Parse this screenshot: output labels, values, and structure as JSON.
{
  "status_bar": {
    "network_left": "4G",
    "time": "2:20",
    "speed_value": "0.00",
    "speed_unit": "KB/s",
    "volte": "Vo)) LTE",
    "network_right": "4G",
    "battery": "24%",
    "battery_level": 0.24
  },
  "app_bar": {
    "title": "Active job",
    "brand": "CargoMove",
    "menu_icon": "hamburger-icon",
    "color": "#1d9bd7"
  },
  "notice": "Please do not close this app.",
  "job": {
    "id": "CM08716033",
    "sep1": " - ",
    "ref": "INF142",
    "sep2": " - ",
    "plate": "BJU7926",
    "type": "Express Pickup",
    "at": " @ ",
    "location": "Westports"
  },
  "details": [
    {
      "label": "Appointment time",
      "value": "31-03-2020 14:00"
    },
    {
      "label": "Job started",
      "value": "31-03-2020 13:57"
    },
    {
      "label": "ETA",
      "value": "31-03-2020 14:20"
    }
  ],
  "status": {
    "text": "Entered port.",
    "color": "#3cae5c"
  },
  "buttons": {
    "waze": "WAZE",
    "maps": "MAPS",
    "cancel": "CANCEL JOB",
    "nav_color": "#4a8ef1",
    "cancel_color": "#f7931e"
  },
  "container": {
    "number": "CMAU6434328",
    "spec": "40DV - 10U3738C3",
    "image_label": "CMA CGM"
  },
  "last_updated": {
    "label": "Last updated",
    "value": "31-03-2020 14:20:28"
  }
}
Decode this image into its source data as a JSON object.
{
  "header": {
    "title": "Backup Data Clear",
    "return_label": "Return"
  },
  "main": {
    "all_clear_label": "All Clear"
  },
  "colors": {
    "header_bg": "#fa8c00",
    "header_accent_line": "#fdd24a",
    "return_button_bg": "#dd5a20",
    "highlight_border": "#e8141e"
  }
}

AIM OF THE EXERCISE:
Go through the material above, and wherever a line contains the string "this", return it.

WRITTEN RESPONSE:
Parse this screenshot: output labels, values, and structure as JSON.
  "notice": "Please do not close this app.",
Decode this image into its source data as a JSON object.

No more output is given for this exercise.